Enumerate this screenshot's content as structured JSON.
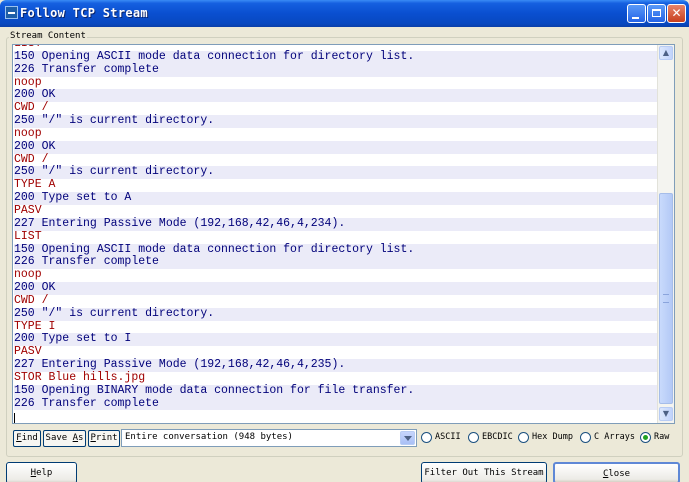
{
  "window": {
    "title": "Follow TCP Stream"
  },
  "group_label": "Stream Content",
  "lines": [
    {
      "text": "LIST",
      "who": "client"
    },
    {
      "text": "150 Opening ASCII mode data connection for directory list.",
      "who": "server"
    },
    {
      "text": "226 Transfer complete",
      "who": "server"
    },
    {
      "text": "noop",
      "who": "client"
    },
    {
      "text": "200 OK",
      "who": "server"
    },
    {
      "text": "CWD /",
      "who": "client"
    },
    {
      "text": "250 \"/\" is current directory.",
      "who": "server"
    },
    {
      "text": "noop",
      "who": "client"
    },
    {
      "text": "200 OK",
      "who": "server"
    },
    {
      "text": "CWD /",
      "who": "client"
    },
    {
      "text": "250 \"/\" is current directory.",
      "who": "server"
    },
    {
      "text": "TYPE A",
      "who": "client"
    },
    {
      "text": "200 Type set to A",
      "who": "server"
    },
    {
      "text": "PASV",
      "who": "client"
    },
    {
      "text": "227 Entering Passive Mode (192,168,42,46,4,234).",
      "who": "server"
    },
    {
      "text": "LIST",
      "who": "client"
    },
    {
      "text": "150 Opening ASCII mode data connection for directory list.",
      "who": "server"
    },
    {
      "text": "226 Transfer complete",
      "who": "server"
    },
    {
      "text": "noop",
      "who": "client"
    },
    {
      "text": "200 OK",
      "who": "server"
    },
    {
      "text": "CWD /",
      "who": "client"
    },
    {
      "text": "250 \"/\" is current directory.",
      "who": "server"
    },
    {
      "text": "TYPE I",
      "who": "client"
    },
    {
      "text": "200 Type set to I",
      "who": "server"
    },
    {
      "text": "PASV",
      "who": "client"
    },
    {
      "text": "227 Entering Passive Mode (192,168,42,46,4,235).",
      "who": "server"
    },
    {
      "text": "STOR Blue hills.jpg",
      "who": "client"
    },
    {
      "text": "150 Opening BINARY mode data connection for file transfer.",
      "who": "server"
    },
    {
      "text": "226 Transfer complete",
      "who": "server"
    }
  ],
  "toolbar": {
    "find": {
      "mnemonic": "F",
      "rest": "ind"
    },
    "save_as": {
      "before": "Save ",
      "mnemonic": "A",
      "rest": "s"
    },
    "print": {
      "mnemonic": "P",
      "rest": "rint"
    },
    "conversation": "Entire conversation (948 bytes)"
  },
  "formats": [
    {
      "label": "ASCII",
      "selected": false
    },
    {
      "label": "EBCDIC",
      "selected": false
    },
    {
      "label": "Hex Dump",
      "selected": false
    },
    {
      "label": "C Arrays",
      "selected": false
    },
    {
      "label": "Raw",
      "selected": true
    }
  ],
  "buttons": {
    "help": {
      "mnemonic": "H",
      "rest": "elp"
    },
    "filter_out": "Filter Out This Stream",
    "close": {
      "mnemonic": "C",
      "rest": "lose"
    }
  },
  "colors": {
    "client_text": "#a00000",
    "server_text": "#00007a",
    "server_bg": "#ebebf8",
    "title_bar": "#0a4fd0"
  }
}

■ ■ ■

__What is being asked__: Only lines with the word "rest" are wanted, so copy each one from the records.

__Solution to the problem__:
      "rest": "ind"
      "rest": "s"
      "rest": "rint"
      "rest": "elp"
      "rest": "lose"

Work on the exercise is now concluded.